A woman’s clothing is very different from a man’s clothing; frills and pinks find place on a woman’s clothing, and not on a man’s clothing. If a man dares to walk around in frills, pinks or the likes, he is mocked for being ‘gay’. This is a two-fold problem: one, why is it that pinks and frills are associated solely with femininity; second, why is it that a man leaning towards the ‘effeminate’ side is such an issue? A person can be gay, and be more ‘masculine’ than someone who is straight, and vice versa. Such a stereotype is further evidence to the ailment of categorization that we suffer from.

Why is it that it is permissible for man to express his sexual desires, but not so for a woman? Case in point, the fact that the CBFC in India has granted a license to movies like Great Grand Masti, which blatantly objectifies women; but not to a progressive movie like Lipstick Under My Burka, because it is ‘lady oriented’. Along similar lines, a woman with a number of sexual partners will be labeled a ‘slut’ in the most derogable manner; but a man who does the same will be seen as a ‘player’, or as the latest terminology amongst teens goes, a ‘baller’. Firstly, who are we to set standards for and adjudicate upon the morality of another person?
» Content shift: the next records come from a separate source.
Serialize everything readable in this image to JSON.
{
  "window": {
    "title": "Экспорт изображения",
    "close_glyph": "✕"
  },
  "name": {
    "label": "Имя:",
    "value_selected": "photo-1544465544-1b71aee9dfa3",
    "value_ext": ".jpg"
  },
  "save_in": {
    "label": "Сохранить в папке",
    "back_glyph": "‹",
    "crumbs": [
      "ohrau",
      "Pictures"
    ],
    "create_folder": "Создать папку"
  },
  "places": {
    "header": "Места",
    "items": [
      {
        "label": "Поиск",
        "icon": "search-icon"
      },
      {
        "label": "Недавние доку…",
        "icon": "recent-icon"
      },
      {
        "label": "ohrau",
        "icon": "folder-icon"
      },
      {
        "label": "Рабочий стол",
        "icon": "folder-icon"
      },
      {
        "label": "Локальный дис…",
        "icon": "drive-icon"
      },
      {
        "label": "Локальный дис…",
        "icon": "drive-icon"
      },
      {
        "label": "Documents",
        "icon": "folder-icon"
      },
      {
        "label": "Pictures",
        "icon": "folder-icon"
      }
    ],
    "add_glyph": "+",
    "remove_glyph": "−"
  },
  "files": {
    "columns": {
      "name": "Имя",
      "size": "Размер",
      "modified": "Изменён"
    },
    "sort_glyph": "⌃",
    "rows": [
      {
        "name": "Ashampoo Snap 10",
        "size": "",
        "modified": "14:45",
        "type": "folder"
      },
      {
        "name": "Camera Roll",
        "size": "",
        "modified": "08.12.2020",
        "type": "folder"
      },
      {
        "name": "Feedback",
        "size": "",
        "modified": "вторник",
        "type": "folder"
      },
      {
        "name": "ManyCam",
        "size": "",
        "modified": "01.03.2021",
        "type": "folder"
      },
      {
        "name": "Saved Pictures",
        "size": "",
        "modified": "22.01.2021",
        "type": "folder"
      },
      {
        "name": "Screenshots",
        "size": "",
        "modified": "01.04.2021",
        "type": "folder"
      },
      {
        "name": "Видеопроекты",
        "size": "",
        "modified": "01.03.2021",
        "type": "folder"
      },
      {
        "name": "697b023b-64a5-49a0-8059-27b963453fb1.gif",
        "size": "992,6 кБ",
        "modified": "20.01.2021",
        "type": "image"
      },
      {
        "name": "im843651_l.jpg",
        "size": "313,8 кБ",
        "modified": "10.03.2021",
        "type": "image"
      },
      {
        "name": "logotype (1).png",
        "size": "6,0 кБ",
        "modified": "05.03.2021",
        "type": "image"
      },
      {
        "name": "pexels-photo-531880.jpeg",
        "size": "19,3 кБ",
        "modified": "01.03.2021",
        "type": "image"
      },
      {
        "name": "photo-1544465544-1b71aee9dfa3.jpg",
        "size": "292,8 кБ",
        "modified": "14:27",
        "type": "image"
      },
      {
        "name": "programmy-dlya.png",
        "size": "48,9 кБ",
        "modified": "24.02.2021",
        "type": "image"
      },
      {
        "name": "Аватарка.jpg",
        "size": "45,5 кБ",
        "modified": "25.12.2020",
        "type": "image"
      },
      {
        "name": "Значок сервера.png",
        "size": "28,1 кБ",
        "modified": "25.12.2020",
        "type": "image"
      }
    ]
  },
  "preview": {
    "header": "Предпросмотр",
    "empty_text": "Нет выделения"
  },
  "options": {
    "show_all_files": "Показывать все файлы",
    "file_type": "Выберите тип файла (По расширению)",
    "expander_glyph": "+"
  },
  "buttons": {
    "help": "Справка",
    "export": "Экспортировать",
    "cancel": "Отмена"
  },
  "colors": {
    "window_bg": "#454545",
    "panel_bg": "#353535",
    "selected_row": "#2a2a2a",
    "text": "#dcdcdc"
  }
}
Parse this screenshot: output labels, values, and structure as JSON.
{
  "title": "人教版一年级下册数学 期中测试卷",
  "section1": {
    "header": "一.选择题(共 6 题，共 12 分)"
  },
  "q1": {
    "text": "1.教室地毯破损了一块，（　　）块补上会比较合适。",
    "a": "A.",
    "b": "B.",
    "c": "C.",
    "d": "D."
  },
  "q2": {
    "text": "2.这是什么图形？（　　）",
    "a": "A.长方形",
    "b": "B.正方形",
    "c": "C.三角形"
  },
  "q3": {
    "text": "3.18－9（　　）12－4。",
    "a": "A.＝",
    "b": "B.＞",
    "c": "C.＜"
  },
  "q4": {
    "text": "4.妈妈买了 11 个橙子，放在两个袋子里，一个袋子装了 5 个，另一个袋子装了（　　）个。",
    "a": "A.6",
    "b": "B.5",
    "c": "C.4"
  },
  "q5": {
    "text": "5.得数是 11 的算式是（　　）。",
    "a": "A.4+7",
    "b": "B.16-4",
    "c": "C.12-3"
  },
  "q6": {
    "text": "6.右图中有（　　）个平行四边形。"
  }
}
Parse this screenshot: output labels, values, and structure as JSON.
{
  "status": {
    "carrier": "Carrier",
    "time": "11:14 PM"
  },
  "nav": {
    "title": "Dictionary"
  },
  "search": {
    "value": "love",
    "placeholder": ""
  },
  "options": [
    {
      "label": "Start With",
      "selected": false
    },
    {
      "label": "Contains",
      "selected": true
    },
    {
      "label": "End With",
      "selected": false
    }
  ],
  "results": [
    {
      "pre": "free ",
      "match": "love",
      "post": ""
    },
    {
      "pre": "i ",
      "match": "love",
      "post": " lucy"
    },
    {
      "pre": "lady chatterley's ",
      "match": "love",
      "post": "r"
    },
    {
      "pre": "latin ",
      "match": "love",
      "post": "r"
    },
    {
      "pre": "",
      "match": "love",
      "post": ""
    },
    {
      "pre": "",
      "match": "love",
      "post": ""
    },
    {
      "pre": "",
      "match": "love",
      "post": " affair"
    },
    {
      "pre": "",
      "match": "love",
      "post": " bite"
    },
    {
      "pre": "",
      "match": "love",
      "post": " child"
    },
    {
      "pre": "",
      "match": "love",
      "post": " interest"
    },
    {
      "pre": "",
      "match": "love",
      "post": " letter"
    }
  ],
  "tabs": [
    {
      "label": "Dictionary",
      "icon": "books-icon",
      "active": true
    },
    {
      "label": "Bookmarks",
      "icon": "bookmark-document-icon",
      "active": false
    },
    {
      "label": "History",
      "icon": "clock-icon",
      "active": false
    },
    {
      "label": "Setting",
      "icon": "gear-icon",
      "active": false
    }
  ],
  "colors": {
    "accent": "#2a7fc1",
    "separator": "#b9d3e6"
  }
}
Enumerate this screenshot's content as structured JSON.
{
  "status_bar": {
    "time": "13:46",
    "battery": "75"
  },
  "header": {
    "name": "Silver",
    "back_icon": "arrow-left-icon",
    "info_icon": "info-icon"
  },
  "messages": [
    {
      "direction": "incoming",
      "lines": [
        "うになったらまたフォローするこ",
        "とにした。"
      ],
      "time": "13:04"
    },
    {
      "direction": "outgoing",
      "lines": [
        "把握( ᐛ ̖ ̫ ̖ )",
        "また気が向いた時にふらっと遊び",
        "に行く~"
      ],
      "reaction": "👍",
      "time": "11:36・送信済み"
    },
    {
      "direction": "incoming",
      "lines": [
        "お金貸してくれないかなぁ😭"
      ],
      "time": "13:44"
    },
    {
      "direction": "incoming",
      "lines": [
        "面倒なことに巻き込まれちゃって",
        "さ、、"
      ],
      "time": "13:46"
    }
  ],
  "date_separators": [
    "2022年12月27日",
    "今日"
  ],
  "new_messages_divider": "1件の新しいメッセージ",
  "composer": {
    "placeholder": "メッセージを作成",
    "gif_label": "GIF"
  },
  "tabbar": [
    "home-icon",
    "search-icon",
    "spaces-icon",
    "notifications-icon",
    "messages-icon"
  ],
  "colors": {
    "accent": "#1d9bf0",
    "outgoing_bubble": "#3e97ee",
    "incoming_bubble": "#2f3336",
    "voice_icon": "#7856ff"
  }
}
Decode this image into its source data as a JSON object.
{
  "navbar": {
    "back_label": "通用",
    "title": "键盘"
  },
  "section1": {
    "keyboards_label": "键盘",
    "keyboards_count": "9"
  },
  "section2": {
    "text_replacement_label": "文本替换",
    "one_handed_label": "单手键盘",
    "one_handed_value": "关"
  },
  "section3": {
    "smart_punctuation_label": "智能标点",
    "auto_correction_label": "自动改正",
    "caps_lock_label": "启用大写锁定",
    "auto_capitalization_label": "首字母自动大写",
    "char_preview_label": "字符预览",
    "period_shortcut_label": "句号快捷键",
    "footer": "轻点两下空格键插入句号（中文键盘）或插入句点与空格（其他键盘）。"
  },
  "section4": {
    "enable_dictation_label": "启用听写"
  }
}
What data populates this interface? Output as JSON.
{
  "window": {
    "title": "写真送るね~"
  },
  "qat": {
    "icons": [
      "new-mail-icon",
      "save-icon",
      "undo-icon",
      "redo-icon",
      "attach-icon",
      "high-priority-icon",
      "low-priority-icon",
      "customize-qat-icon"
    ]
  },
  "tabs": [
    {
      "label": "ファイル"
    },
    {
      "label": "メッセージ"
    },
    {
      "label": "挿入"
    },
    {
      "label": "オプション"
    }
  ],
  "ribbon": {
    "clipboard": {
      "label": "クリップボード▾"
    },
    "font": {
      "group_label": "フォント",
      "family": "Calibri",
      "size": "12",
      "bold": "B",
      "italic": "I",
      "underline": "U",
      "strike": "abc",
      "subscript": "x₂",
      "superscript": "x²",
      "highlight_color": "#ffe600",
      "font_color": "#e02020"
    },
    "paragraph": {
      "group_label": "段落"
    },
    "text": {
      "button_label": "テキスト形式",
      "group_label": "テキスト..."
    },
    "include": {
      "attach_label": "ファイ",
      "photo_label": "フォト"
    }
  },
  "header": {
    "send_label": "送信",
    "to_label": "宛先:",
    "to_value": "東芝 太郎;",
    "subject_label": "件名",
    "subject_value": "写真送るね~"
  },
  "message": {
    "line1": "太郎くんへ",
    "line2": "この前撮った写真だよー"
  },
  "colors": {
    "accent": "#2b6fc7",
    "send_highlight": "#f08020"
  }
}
What constitutes the appropriate level of ‘propriety’, and why does it vary for the two genders?

Based on what the characteristics of a man and woman must be, we have gone far enough to gender even career options. Engineering is predominantly for the men, whilst, women were more likely to pursue medicine, more specifically, dentistry or become a nurse. However, even when we talk of such gendered notions, it is interesting to note a certain twist. As per the established gender roles, it is the duty of a woman to pray and cook inside the house. However, it is interesting to note, that despite this, almost all ‘pandits’ and cooks are males. Despite it being the same activity, there is a difference between who does it within the domestic sphere, and in the public sphere. This dichotomy stems from the fact that a woman’s place is within the house, and that the man is to be the breadwinner for the family.

All of the aforementioned illustrations may seem small and inconsequential. This is primarily because we have learnt to absorb all of them, have been convinced that this is the way it so supposed to be; and that is precisely the problem. Therefore, they have to be examined at on a principle level. The existence of such norms, the reason or the logic behind them (if any) need to be assessed very, very critically.

The communication of an idea is equally important as the idea itself, and this is why language has an extremely crucial role to play. Language influences society, and vice versa. When we make statement such as ‘you are just like other girls’, or ‘all men are the same’; or when we are told to ‘behave like a lady’ or ‘act like a gentleman’, we are reinforcing all of these gendered ideas. We are confirming, time and again to ourselves, that a binary exists, and that is the way it MUST be.

By creating stringent rules that are baseless, we have crippled our own society. We have put restrictions on the members of our society, that they cannot break free from; because if they do, they will be called out for it. When we try and question is, we are told ‘duniya aise hee chalti hai’ or ‘this is the way the world works’; what we forget is that, this wasn’t a natural occurrence, but a creation of society. We ourselves hindered our right to make choices. We don’t believe in ‘live and let live’.

Look at all the gendered notions around you, and put them together. This segregation is claustrophobic, to say the least. Even though it is your own body, your own person, your own life, you have no agency or autonomy. If you are born a girl, you have to abide by the pink; and if you are born a boy, the blue; it’s a situation of ‘either-or’. You do not have the liberty to pick your own permutation and combination. The mold has been set, and all you need to do is, fit right into it; else, you will be most definitely face the music.

(The writer is a student at Jindal Global Law School)